I spent some time explaining my science advocacy to my friends last night. In the course of the discussion, one of them described science as a religion, which I interpreted to mean that they see my enthusiasm for skepticism as being cult-like in nature. It makes me cringe to think that my closest friends see me as being similar to the Jehovah’s Witness knocking on their door on a Saturday morning.
My immediate response to the comparison of religion to science was to agree but to clarify that it’s self-correcting.
Why did I agree?
Well, I can see the intended point that I’m required to believe in scientists and the scientific process to make most of my factual claims. I wasn’t on the Alaskan expedition when the fossil of Tiktaalik, the intermediate species between fish and amphibian, was discovered. I haven’t seen the fossil, except when it was shown on a recent episode of PBS’s Nova. Yes, I must accept the existence of Tiktaalik without being able to analyze the specimen itself, but I must also do the same with most information, as does anyone. Somehow, we all manage to find ways to interpret what is real and what is not.
But, science, as I said to my friend, is a self-correcting belief system. That is to say, if a consensus of scientists were to refute the existence of Tiktaalik (for instance, to say that it was a clay model) then I would revise my belief in the specimen and acknowledge that I was wrong. Before today, I thought that Tiktaalik was the earliest example of a tetrapod, and yet, my evidence-based assumption must be revised based on new findings of footprints that predate Tiktaalik by several million years.
It must be noted that even denialists believe in science. A creationist who denies 99% of Earth’s existence would gladly fly on an airplane to visit Kentucky’s infamous Creation Museum. He, more than likely, accepts the laws of aerodynamics, but does not accept the variety of evidence proving the age of the Earth and natural selection. Why? Because his belief system is not self-correcting – he will never admit when he is proven wrong by a consensus of scientists.

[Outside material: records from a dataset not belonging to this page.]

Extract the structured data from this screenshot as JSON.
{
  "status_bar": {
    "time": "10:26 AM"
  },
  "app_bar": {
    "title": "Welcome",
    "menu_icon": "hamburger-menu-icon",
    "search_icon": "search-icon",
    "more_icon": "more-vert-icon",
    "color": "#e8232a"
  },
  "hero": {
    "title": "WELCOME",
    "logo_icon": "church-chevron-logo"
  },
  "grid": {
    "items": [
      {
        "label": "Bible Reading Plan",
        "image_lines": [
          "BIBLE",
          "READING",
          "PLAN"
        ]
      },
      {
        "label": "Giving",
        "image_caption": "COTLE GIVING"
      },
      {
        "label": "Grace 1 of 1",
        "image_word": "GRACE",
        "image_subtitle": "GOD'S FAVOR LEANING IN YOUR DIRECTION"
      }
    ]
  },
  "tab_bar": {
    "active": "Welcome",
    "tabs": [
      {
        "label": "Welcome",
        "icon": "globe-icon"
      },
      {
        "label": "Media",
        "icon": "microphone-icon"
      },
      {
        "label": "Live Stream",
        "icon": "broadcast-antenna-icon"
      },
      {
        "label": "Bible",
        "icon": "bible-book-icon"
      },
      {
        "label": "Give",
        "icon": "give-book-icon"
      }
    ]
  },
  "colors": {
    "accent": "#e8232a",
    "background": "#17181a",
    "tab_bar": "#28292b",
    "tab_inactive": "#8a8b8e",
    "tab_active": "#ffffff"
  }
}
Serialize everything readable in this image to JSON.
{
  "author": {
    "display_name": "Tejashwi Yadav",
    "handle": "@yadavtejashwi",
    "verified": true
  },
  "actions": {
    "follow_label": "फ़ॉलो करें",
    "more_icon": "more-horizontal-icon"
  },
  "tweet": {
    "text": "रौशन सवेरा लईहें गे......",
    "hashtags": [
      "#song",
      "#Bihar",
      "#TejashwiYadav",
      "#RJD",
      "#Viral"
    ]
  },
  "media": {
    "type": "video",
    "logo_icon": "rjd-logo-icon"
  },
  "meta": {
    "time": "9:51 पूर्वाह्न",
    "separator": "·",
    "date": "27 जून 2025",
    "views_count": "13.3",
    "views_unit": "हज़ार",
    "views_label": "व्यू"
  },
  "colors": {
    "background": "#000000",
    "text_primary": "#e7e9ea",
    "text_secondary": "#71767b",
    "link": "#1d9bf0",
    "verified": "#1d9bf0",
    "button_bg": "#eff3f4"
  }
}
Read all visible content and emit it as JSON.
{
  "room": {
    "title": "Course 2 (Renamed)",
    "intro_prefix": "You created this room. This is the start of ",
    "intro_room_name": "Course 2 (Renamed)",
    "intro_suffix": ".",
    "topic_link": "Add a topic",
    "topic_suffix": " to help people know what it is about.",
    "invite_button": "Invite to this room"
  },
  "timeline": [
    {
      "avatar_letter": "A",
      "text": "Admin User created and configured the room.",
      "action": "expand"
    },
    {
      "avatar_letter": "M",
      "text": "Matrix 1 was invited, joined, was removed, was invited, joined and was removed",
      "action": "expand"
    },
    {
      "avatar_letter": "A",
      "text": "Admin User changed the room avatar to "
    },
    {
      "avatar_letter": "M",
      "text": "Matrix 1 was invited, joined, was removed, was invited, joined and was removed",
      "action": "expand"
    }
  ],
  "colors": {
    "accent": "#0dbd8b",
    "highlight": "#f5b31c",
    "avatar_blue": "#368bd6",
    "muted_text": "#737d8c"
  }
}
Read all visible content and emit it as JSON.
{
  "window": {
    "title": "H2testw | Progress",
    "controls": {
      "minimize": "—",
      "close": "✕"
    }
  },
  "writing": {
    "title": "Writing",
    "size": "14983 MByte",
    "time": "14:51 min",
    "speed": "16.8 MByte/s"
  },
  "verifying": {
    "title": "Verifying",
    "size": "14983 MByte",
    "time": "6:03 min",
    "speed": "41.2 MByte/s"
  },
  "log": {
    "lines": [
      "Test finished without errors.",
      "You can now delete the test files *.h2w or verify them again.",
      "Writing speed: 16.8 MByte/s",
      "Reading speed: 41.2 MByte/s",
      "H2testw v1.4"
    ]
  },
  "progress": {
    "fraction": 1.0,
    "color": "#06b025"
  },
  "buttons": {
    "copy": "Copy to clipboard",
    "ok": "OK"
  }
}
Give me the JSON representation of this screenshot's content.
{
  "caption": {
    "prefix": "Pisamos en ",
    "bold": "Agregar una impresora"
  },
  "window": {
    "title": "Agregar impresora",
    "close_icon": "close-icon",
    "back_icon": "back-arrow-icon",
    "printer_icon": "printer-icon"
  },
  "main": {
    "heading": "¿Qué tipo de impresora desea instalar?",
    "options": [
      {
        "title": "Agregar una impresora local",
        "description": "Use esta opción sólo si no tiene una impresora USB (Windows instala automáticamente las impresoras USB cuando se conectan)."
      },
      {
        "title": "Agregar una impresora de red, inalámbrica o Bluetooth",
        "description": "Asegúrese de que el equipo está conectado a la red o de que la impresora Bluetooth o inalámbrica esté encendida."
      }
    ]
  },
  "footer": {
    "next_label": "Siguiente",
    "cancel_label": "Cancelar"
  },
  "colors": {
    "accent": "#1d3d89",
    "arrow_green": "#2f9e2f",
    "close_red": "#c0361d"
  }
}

But, the point my friends were trying to make is that perhaps I shouldn’t be so vocal and confident about facts that are tentative. This is a valid argument. Skeptics can come across as arrogant and presumptuous, and that happens when we speak out on issues that lack easy answers. I try my best to not over-state the facts in my posts that concern factually ambiguous matters, such as spanking or Bisphenol-A; instead I try to use language that makes it clear that the content is merely my informed opinion, to be accepted or ignored.
I will not budge on certain points of fact. Someone who tells me that they believe that the Earth is 6000 years old or that homeopathic remedies are powerful cures may as well be telling me that the Earth does not revolve around the sun. As far as I’m concerned, reality doesn’t have wiggle room for creationism or homeopathy. My friends might argue that those ideas never killed anybody, implying that it doesn’t matter whether some people believe in these ideas.
Somebody cares. There’s somebody out there who will throw her “Arnica 30x” in the trash when she hears the truth about homeopathy being nothing but inert sugar pills. There’s a creationist out there who will abandon his belief when he is forced to confront the discoveries in whale evolution. There’s no belief that’s too precious to be questioned. There’s no idea that is to sacred to challenge. In the end, though, we must have mutually agreed upon ways to define reality. The reality of a young-Earth-creationist can’t exist in the same reality where Carbon-14 has a half life of 5,730 years. Somebody has to be correct, which means somebody has a better tool to assess reality.
I clearly don’t think science is like a religion. Science and skepticism are tools that we use to assess claims, test hypotheses, formulate theories, and create universal laws of nature. What better method could we use to interpret our world?
I don’t think that science is the only way we should filter information. First of all, not everything is tested or analyzed by the scientific method. There are ethical, philosophical, artistic and rational reasons that we make decisions too. Sometimes we make choices based on a hunch, and that’s mostly OK. Sometimes we make choices because of our individual preferences, and that’s mostly OK too. Obviously, I would never want anyone to harm another person, but other than that, I’m not going to judge an individual for the choices he makes, even if they are not based on scientific principles.
Our articles here are mostly filtered through the lens of skepticism. We analyze claims that are important to parents, and offer our point-of-view from the scientific perspective. Many of us have friends and family who disagree with us. That’s OK. We hope that, though they may fundamentally disagree, that our friends (and enemies) respect our perspective and consider our arguments, as we will try to do for them.